* _DATA SHOWN_
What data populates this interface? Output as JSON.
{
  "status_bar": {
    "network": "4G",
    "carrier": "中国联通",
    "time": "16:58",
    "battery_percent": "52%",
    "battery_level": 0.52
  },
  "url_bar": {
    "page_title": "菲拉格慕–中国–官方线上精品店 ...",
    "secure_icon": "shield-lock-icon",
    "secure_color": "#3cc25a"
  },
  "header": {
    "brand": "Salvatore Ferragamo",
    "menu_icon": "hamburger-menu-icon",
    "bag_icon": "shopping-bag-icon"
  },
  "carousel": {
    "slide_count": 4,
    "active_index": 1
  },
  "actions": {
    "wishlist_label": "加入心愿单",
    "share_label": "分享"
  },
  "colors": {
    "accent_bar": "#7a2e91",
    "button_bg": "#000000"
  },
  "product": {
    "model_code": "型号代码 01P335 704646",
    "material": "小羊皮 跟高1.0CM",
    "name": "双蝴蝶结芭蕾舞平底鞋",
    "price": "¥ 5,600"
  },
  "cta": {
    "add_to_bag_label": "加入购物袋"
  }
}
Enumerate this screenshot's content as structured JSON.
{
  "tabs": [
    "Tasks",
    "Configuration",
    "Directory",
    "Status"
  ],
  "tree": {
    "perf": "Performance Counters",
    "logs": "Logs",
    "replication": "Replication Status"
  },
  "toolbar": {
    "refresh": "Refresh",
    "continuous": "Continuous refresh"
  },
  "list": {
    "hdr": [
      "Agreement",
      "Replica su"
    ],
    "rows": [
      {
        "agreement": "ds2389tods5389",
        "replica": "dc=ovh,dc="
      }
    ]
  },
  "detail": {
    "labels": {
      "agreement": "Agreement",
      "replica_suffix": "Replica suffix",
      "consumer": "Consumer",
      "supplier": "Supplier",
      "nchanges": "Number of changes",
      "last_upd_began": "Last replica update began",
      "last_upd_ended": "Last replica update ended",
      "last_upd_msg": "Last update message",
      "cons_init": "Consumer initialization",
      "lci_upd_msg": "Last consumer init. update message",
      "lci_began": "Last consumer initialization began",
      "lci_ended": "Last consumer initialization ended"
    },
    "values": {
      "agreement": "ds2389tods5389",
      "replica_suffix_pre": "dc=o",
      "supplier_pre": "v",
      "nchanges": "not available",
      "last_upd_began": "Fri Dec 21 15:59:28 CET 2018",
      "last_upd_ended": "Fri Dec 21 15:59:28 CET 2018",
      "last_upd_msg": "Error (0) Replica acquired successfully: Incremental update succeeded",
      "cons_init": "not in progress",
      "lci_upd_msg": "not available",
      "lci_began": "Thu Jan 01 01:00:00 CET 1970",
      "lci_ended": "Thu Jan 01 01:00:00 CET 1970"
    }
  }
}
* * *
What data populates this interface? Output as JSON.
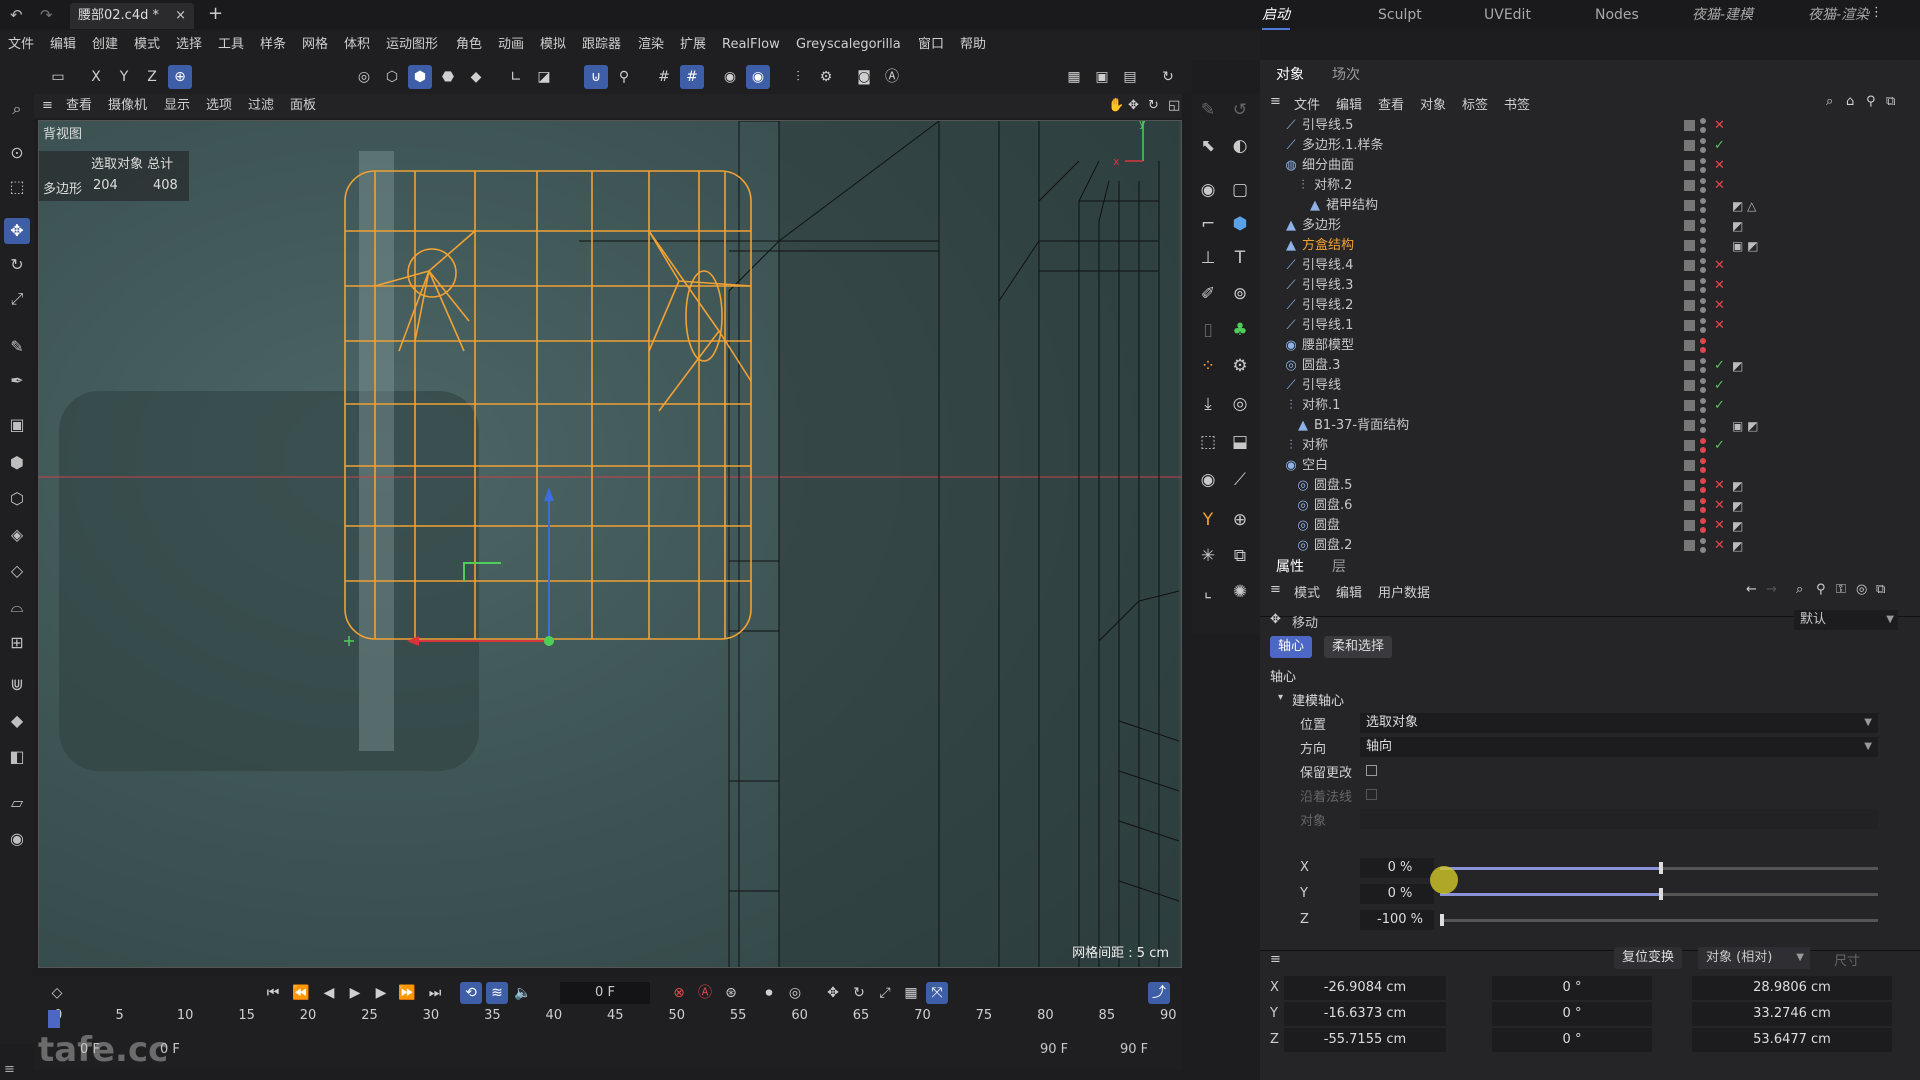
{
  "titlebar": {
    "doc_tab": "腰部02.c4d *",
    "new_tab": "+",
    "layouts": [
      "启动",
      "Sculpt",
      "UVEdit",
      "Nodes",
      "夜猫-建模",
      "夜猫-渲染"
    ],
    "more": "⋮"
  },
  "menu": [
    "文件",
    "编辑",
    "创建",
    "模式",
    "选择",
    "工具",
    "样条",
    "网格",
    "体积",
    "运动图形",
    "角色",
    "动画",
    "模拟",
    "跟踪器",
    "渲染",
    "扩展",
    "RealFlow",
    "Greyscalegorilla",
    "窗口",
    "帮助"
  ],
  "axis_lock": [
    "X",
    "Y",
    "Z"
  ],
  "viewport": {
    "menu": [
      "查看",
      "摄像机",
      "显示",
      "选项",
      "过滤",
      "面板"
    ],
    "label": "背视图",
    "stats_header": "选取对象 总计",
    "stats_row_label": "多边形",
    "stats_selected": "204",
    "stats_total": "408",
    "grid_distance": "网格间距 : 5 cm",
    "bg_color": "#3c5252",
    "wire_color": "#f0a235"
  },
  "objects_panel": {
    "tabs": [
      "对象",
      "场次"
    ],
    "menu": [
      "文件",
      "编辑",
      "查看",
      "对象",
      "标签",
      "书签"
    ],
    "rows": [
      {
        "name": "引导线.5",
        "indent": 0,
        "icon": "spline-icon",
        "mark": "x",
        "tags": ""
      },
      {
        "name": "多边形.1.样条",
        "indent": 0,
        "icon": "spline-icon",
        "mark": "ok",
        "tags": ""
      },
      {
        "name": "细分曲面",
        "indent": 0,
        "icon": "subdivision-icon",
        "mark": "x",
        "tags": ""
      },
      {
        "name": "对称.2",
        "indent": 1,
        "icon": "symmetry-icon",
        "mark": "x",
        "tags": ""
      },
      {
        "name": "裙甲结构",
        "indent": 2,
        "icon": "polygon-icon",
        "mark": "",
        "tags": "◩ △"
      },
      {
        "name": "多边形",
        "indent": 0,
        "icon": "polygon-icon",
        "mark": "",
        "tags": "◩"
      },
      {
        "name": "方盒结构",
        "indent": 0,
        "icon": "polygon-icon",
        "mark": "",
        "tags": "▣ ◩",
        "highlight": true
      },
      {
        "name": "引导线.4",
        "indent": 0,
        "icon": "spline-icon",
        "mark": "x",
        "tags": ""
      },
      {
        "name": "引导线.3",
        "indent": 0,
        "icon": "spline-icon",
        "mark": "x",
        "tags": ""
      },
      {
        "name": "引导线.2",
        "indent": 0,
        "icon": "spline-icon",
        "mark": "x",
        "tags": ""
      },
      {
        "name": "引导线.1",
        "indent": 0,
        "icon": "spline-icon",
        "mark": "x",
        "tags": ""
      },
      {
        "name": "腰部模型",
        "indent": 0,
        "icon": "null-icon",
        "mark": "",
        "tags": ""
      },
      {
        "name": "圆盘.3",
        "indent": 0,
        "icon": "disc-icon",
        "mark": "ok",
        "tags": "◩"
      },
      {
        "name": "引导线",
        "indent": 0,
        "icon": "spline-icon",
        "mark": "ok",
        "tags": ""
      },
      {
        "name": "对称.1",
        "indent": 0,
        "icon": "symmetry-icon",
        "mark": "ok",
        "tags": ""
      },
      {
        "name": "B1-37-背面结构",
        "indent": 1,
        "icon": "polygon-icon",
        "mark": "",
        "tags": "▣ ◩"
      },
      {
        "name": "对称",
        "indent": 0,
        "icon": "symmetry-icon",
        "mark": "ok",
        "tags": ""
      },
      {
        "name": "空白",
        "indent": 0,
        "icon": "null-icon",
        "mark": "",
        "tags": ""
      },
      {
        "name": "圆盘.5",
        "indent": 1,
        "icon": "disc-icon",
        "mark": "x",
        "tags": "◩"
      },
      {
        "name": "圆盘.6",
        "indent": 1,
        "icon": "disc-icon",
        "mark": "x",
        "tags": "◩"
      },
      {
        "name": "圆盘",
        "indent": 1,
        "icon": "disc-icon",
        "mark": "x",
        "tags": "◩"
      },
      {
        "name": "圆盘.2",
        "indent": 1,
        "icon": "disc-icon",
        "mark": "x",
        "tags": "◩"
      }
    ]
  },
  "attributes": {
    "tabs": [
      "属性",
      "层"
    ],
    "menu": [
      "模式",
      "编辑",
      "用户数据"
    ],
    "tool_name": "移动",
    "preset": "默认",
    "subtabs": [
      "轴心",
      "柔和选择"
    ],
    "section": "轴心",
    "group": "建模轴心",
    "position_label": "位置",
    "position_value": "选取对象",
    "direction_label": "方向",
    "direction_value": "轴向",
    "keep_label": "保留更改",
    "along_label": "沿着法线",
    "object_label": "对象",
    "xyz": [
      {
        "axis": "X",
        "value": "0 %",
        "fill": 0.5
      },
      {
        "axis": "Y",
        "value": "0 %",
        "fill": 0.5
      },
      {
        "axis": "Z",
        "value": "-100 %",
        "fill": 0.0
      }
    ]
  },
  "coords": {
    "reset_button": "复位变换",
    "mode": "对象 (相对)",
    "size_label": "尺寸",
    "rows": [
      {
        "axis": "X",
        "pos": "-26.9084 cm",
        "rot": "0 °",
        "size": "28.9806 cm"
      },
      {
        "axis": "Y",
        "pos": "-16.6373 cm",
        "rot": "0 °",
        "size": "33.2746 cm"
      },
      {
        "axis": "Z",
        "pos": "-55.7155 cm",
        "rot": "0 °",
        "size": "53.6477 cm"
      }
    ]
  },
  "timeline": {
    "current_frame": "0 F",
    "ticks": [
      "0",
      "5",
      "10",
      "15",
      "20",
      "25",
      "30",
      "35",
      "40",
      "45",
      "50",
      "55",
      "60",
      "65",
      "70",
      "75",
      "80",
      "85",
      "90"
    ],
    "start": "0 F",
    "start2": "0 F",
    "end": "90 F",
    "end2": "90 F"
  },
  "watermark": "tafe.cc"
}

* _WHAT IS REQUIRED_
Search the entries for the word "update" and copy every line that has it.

* _TASK OUTPUT_
      "last_upd_began": "Last replica update began",
      "last_upd_ended": "Last replica update ended",
      "last_upd_msg": "Last update message",
      "lci_upd_msg": "Last consumer init. update message",
      "last_upd_msg": "Error (0) Replica acquired successfully: Incremental update succeeded",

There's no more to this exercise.